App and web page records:

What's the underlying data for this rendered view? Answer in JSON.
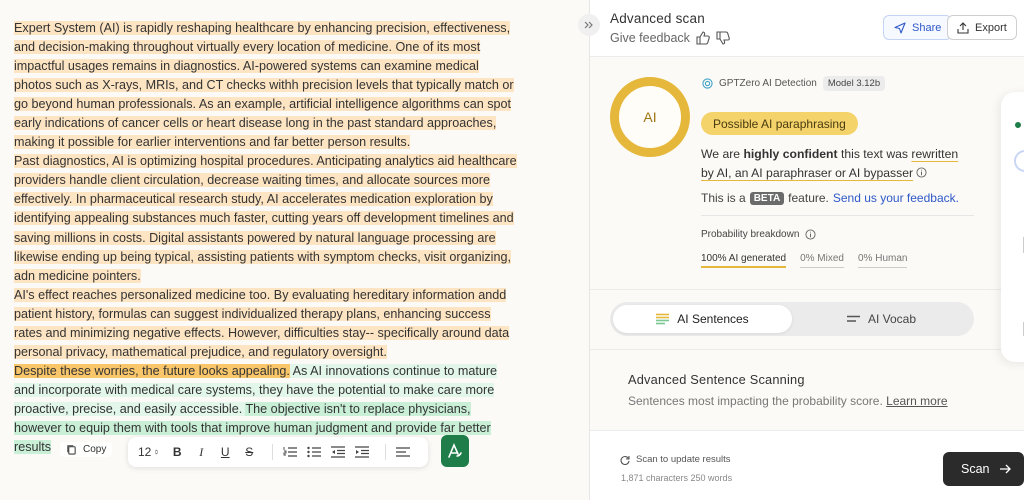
{
  "editor": {
    "paragraphs": [
      {
        "segments": [
          {
            "text": "Expert System (AI) is rapidly reshaping healthcare by enhancing precision, effectiveness, and decision-making throughout virtually every location of medicine. One of its most impactful usages remains in diagnostics. AI-powered systems can examine medical photos such as X-rays, MRIs, and CT checks withh precision levels that typically match or go beyond human professionals. As an example, artificial intelligence algorithms can spot early indications of cancer cells or heart disease long in the past standard approaches, making it possible for earlier interventions and far better person results.",
            "hl": "or"
          }
        ]
      },
      {
        "segments": [
          {
            "text": "Past diagnostics, AI is optimizing hospital procedures. Anticipating analytics aid healthcare providers handle client circulation, decrease waiting times, and allocate sources more effectively. In pharmaceutical research study, AI accelerates medication exploration by identifying appealing substances much faster, cutting years off development timelines and saving millions in costs. Digital assistants powered by natural language processing are likewise ending up being typical, assisting patients with symptom checks, visit organizing, adn medicine pointers.",
            "hl": "or"
          }
        ]
      },
      {
        "segments": [
          {
            "text": "AI's effect reaches personalized medicine too. By evaluating hereditary information andd patient history, formulas can suggest individualized therapy plans, enhancing success rates and minimizing negative effects. However, difficulties stay-- specifically around data personal privacy, mathematical prejudice, and regulatory oversight.",
            "hl": "or"
          }
        ]
      },
      {
        "segments": [
          {
            "text": "Despite these worries, the future looks appealing.",
            "hl": "or-strong"
          },
          {
            "text": " As AI innovations continue to mature and incorporate with medical care systems, they have the potential to make care more proactive, precise, and easily accessible. ",
            "hl": "gr-light"
          },
          {
            "text": "The objective isn't to replace physicians, however to equip them with tools that improve human judgment and provide far better results",
            "hl": "gr"
          }
        ]
      }
    ],
    "copy_label": "Copy",
    "font_size": "12",
    "toolbar_icons": [
      "bold-icon",
      "italic-icon",
      "underline-icon",
      "strikethrough-icon",
      "ordered-list-icon",
      "bullet-list-icon",
      "outdent-icon",
      "indent-icon",
      "align-icon"
    ],
    "toolbar_glyphs": {
      "bold": "B",
      "italic": "I",
      "underline": "U",
      "strike": "S"
    }
  },
  "panel": {
    "title": "Advanced scan",
    "feedback_label": "Give feedback",
    "share_label": "Share",
    "export_label": "Export",
    "detector_name": "GPTZero AI Detection",
    "model_badge": "Model 3.12b",
    "ring_label": "AI",
    "verdict": "Possible AI paraphrasing",
    "confidence": {
      "prefix": "We are ",
      "bold": "highly confident",
      "middle": " this text was ",
      "underlined": "rewritten by AI, an AI paraphraser or AI bypasser"
    },
    "beta_prefix": "This is a",
    "beta_badge": "BETA",
    "beta_suffix": "feature.",
    "beta_link": "Send us your feedback.",
    "prob_label": "Probability breakdown",
    "prob_values": [
      "100% AI generated",
      "0% Mixed",
      "0% Human"
    ],
    "tabs": [
      {
        "label": "AI Sentences",
        "icon": "sentences-icon",
        "active": true
      },
      {
        "label": "AI Vocab",
        "icon": "vocab-icon",
        "active": false
      }
    ],
    "scan_title": "Advanced Sentence Scanning",
    "scan_sub": "Sentences most impacting the probability score.",
    "scan_learn_more": "Learn more",
    "update_label": "Scan to update results",
    "counts": "1,871 characters 250 words",
    "scan_button": "Scan"
  },
  "colors": {
    "highlight_orange": "#fde4c2",
    "highlight_orange_strong": "#f9c66a",
    "highlight_green": "#c9f0d7",
    "ai_yellow": "#e5b73b",
    "link_blue": "#2f59c8",
    "brand_green": "#1e7d49"
  }
}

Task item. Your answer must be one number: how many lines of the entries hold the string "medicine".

Written response. 3